In a speech to Iranian teachers in early May, Khamenei (pictured in framed photo at left) described the current ‘promotion’ of English in Iranian schools – including in some kindergartens – as an example of a scheme by an ‘international hegemonic system’ which he said was led by the US, Israel and other ‘hostile’ nations. The plot envisaged by Khamenei had ‘designs to change the culture of Iran’s youth into one that is not Islamic and indigenous’, he was quoted as saying. He clarified that he was not opposed to learning foreign languages, only to its effect on ‘children, adolescents and youth’.
Rouhani (above, waving – he and Khamenei are rarely seen together) referred to Khamenei’s comments in a speech two days later, noting that Iranians learning ‘other languages of the world’ has ‘opened a new window of science, knowledge and understanding of the world to them’. He gave the example of India’s success in the global IT sector thanks to its command of English, adding that learning languages will ‘create more jobs’.
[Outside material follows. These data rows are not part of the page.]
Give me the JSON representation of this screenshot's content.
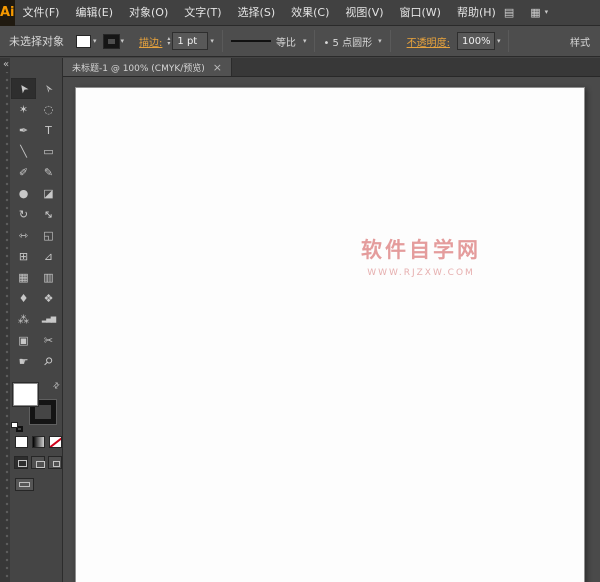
{
  "app": {
    "logo_text": "Ai"
  },
  "colors": {
    "link_orange": "#e8a33d",
    "watermark_pink": "#e49c9c",
    "ui_dark": "#434343",
    "artboard_white": "#fdfdfd"
  },
  "glyphs": {
    "caret": "▾",
    "up_small": "▴",
    "down_small": "▾",
    "close": "×",
    "collapse": "«",
    "swap": "⇄",
    "grid_icon": "▤",
    "workspace_icon": "▦"
  },
  "menubar": {
    "items": [
      "文件(F)",
      "编辑(E)",
      "对象(O)",
      "文字(T)",
      "选择(S)",
      "效果(C)",
      "视图(V)",
      "窗口(W)",
      "帮助(H)"
    ]
  },
  "controlbar": {
    "no_selection": "未选择对象",
    "stroke_label": "描边:",
    "stroke_weight": "1 pt",
    "profile_label": "等比",
    "brush_label": "• 5 点圆形",
    "opacity_label": "不透明度:",
    "opacity_value": "100%",
    "style_label": "样式"
  },
  "tabbar": {
    "title": "未标题-1 @ 100% (CMYK/预览)"
  },
  "toolbar": {
    "tools": [
      {
        "name": "selection",
        "glyph": "➤"
      },
      {
        "name": "direct-selection",
        "glyph": "➢"
      },
      {
        "name": "magic-wand",
        "glyph": "✶"
      },
      {
        "name": "lasso",
        "glyph": "◌"
      },
      {
        "name": "pen",
        "glyph": "✒"
      },
      {
        "name": "type",
        "glyph": "T"
      },
      {
        "name": "line-segment",
        "glyph": "╲"
      },
      {
        "name": "rectangle",
        "glyph": "▭"
      },
      {
        "name": "paintbrush",
        "glyph": "✐"
      },
      {
        "name": "pencil",
        "glyph": "✎"
      },
      {
        "name": "blob-brush",
        "glyph": "●"
      },
      {
        "name": "eraser",
        "glyph": "◪"
      },
      {
        "name": "rotate",
        "glyph": "↻"
      },
      {
        "name": "scale",
        "glyph": "↔"
      },
      {
        "name": "width",
        "glyph": "⇿"
      },
      {
        "name": "free-transform",
        "glyph": "◱"
      },
      {
        "name": "shape-builder",
        "glyph": "⊞"
      },
      {
        "name": "perspective-grid",
        "glyph": "⊿"
      },
      {
        "name": "mesh",
        "glyph": "▦"
      },
      {
        "name": "gradient",
        "glyph": "▥"
      },
      {
        "name": "eyedropper",
        "glyph": "♦"
      },
      {
        "name": "blend",
        "glyph": "❖"
      },
      {
        "name": "symbol-sprayer",
        "glyph": "⁂"
      },
      {
        "name": "column-graph",
        "glyph": "▂▄▆"
      },
      {
        "name": "artboard",
        "glyph": "▣"
      },
      {
        "name": "slice",
        "glyph": "✂"
      },
      {
        "name": "hand",
        "glyph": "☛"
      },
      {
        "name": "zoom",
        "glyph": "⚲"
      }
    ]
  },
  "canvas": {
    "watermark_title": "软件自学网",
    "watermark_url": "WWW.RJZXW.COM"
  }
}
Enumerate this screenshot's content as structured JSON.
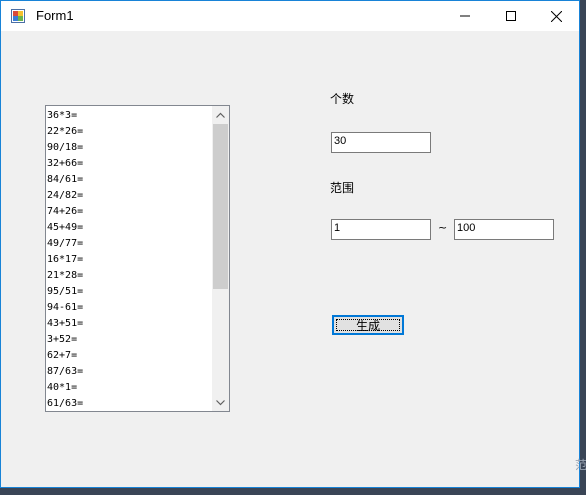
{
  "window": {
    "title": "Form1"
  },
  "list": {
    "items": [
      "36*3=",
      "22*26=",
      "90/18=",
      "32+66=",
      "84/61=",
      "24/82=",
      "74+26=",
      "45+49=",
      "49/77=",
      "16*17=",
      "21*28=",
      "95/51=",
      "94-61=",
      "43+51=",
      "3+52=",
      "62+7=",
      "87/63=",
      "40*1=",
      "61/63="
    ]
  },
  "form": {
    "count_label": "个数",
    "count_value": "30",
    "range_label": "范围",
    "range_min": "1",
    "range_sep": "~",
    "range_max": "100",
    "generate_label": "生成"
  },
  "background": {
    "partial_text": "范"
  },
  "colors": {
    "accent": "#0078d7",
    "window_bg": "#f0f0f0",
    "desktop_bg": "#3a4556"
  }
}
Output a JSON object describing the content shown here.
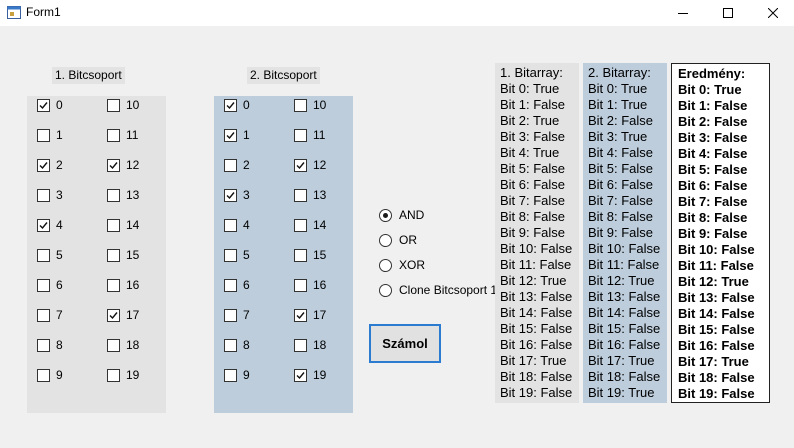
{
  "window": {
    "title": "Form1",
    "controls": [
      "minimize-icon",
      "maximize-icon",
      "close-icon"
    ]
  },
  "colors": {
    "panel1_bg": "#e3e3e3",
    "panel2_bg": "#bdcddc",
    "list2_bg": "#bdcddc",
    "button_border": "#2b7bd0"
  },
  "group1": {
    "label": "1. Bitcsoport",
    "checkboxes": [
      {
        "label": "0",
        "checked": true
      },
      {
        "label": "1",
        "checked": false
      },
      {
        "label": "2",
        "checked": true
      },
      {
        "label": "3",
        "checked": false
      },
      {
        "label": "4",
        "checked": true
      },
      {
        "label": "5",
        "checked": false
      },
      {
        "label": "6",
        "checked": false
      },
      {
        "label": "7",
        "checked": false
      },
      {
        "label": "8",
        "checked": false
      },
      {
        "label": "9",
        "checked": false
      },
      {
        "label": "10",
        "checked": false
      },
      {
        "label": "11",
        "checked": false
      },
      {
        "label": "12",
        "checked": true
      },
      {
        "label": "13",
        "checked": false
      },
      {
        "label": "14",
        "checked": false
      },
      {
        "label": "15",
        "checked": false
      },
      {
        "label": "16",
        "checked": false
      },
      {
        "label": "17",
        "checked": true
      },
      {
        "label": "18",
        "checked": false
      },
      {
        "label": "19",
        "checked": false
      }
    ]
  },
  "group2": {
    "label": "2. Bitcsoport",
    "checkboxes": [
      {
        "label": "0",
        "checked": true
      },
      {
        "label": "1",
        "checked": true
      },
      {
        "label": "2",
        "checked": false
      },
      {
        "label": "3",
        "checked": true
      },
      {
        "label": "4",
        "checked": false
      },
      {
        "label": "5",
        "checked": false
      },
      {
        "label": "6",
        "checked": false
      },
      {
        "label": "7",
        "checked": false
      },
      {
        "label": "8",
        "checked": false
      },
      {
        "label": "9",
        "checked": false
      },
      {
        "label": "10",
        "checked": false
      },
      {
        "label": "11",
        "checked": false
      },
      {
        "label": "12",
        "checked": true
      },
      {
        "label": "13",
        "checked": false
      },
      {
        "label": "14",
        "checked": false
      },
      {
        "label": "15",
        "checked": false
      },
      {
        "label": "16",
        "checked": false
      },
      {
        "label": "17",
        "checked": true
      },
      {
        "label": "18",
        "checked": false
      },
      {
        "label": "19",
        "checked": true
      }
    ]
  },
  "operations": [
    {
      "label": "AND",
      "selected": true
    },
    {
      "label": "OR",
      "selected": false
    },
    {
      "label": "XOR",
      "selected": false
    },
    {
      "label": "Clone Bitcsoport 1",
      "selected": false
    }
  ],
  "calculate_button": "Számol",
  "lists": {
    "list1": [
      "1. Bitarray:",
      "Bit 0: True",
      "Bit 1: False",
      "Bit 2: True",
      "Bit 3: False",
      "Bit 4: True",
      "Bit 5: False",
      "Bit 6: False",
      "Bit 7: False",
      "Bit 8: False",
      "Bit 9: False",
      "Bit 10: False",
      "Bit 11: False",
      "Bit 12: True",
      "Bit 13: False",
      "Bit 14: False",
      "Bit 15: False",
      "Bit 16: False",
      "Bit 17: True",
      "Bit 18: False",
      "Bit 19: False"
    ],
    "list2": [
      "2. Bitarray:",
      "Bit 0: True",
      "Bit 1: True",
      "Bit 2: False",
      "Bit 3: True",
      "Bit 4: False",
      "Bit 5: False",
      "Bit 6: False",
      "Bit 7: False",
      "Bit 8: False",
      "Bit 9: False",
      "Bit 10: False",
      "Bit 11: False",
      "Bit 12: True",
      "Bit 13: False",
      "Bit 14: False",
      "Bit 15: False",
      "Bit 16: False",
      "Bit 17: True",
      "Bit 18: False",
      "Bit 19: True"
    ],
    "result": [
      "Eredmény:",
      "Bit 0: True",
      "Bit 1: False",
      "Bit 2: False",
      "Bit 3: False",
      "Bit 4: False",
      "Bit 5: False",
      "Bit 6: False",
      "Bit 7: False",
      "Bit 8: False",
      "Bit 9: False",
      "Bit 10: False",
      "Bit 11: False",
      "Bit 12: True",
      "Bit 13: False",
      "Bit 14: False",
      "Bit 15: False",
      "Bit 16: False",
      "Bit 17: True",
      "Bit 18: False",
      "Bit 19: False"
    ]
  }
}
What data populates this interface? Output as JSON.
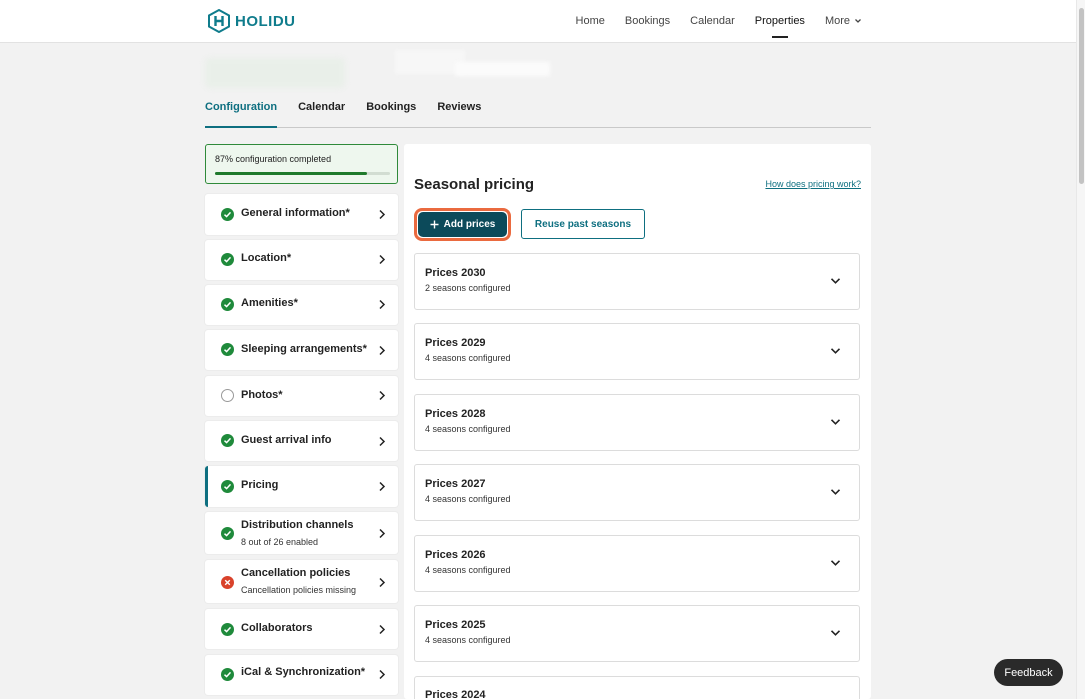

Al Monitor reported that ‘conservative media’ and Iranian officials appeared to support Khamenei’s view, criticising Rouhani’s ‘simplistic assumptions’ about language learning. Conservative member of parliament Mohammad Nabavian denounced Rouhani as influenced by the ‘consultations of the Westoxified’, those ‘struck’ or intoxicated by the West, where many of the Cabinet went to university.
A British man who hosted foreign students for ten years has been sentenced to six and half years in prison for sexual offences involving children. Alan Haldane, 62, a builder from Hastings in Sussex on the south coast of England, admitted to sixteen offences including using a hidden video camera to take indecent images of French and German students in the shower. Haldane was also found guilty of the sexual abuse of three British girls aged between three and ten.
The East London School of English Ltd (ELSE) in Aldgate, London closed suddenly on 29 April, leaving seventeen staff without jobs. A last-minute attempt to organise a management buyout to save the school failed. All students have been found places in other schools through the English UK Student Emergency Support Scheme.